=== Section Start ===

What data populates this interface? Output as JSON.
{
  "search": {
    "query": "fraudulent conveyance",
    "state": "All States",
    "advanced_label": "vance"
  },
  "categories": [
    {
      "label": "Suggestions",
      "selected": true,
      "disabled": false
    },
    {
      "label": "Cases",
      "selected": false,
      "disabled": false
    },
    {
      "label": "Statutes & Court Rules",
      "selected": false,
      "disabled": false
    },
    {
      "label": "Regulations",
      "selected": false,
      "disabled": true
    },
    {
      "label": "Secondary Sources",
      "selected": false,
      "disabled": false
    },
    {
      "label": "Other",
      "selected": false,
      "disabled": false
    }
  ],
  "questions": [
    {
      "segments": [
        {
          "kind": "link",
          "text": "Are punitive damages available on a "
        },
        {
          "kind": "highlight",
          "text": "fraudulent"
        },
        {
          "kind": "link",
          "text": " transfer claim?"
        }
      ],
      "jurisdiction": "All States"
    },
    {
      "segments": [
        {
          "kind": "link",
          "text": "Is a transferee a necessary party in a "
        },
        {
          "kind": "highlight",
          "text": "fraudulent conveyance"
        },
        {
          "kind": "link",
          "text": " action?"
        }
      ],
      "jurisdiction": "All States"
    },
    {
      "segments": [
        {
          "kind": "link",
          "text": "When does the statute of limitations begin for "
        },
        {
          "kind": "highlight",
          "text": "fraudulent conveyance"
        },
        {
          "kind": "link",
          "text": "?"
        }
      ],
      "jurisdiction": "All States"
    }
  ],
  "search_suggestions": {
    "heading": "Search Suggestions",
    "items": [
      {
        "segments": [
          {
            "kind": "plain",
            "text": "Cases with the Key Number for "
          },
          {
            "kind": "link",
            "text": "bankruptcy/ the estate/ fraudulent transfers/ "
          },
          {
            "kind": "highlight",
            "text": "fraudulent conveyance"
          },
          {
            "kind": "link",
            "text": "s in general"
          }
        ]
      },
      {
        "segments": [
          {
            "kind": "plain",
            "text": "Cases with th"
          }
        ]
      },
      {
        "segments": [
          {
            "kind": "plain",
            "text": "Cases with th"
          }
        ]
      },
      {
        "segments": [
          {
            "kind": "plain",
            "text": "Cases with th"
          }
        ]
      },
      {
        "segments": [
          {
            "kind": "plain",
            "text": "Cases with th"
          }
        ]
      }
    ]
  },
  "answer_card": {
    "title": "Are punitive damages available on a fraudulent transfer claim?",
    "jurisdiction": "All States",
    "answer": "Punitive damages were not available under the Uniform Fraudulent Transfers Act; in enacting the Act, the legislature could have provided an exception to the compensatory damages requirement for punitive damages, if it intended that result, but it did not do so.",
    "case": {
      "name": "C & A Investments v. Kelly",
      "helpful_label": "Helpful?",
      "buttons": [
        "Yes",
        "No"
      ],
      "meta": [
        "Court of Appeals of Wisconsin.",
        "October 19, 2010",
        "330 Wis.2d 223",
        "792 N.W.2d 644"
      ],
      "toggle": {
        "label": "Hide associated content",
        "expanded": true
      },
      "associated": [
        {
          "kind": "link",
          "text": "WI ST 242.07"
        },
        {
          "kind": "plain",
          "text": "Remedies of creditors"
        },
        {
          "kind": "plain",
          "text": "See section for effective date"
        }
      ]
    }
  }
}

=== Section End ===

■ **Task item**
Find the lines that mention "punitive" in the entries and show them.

■ **Result**
          "text": "Are punitive damages available on a "
    "title": "Are punitive damages available on a fraudulent transfer claim?",
    "answer": "Punitive damages were not available under the Uniform Fraudulent Transfers Act; in enacting the Act, the legislature could have provided an exception to the compensatory damages requirement for punitive damages, if it intended that result, but it did not do so.",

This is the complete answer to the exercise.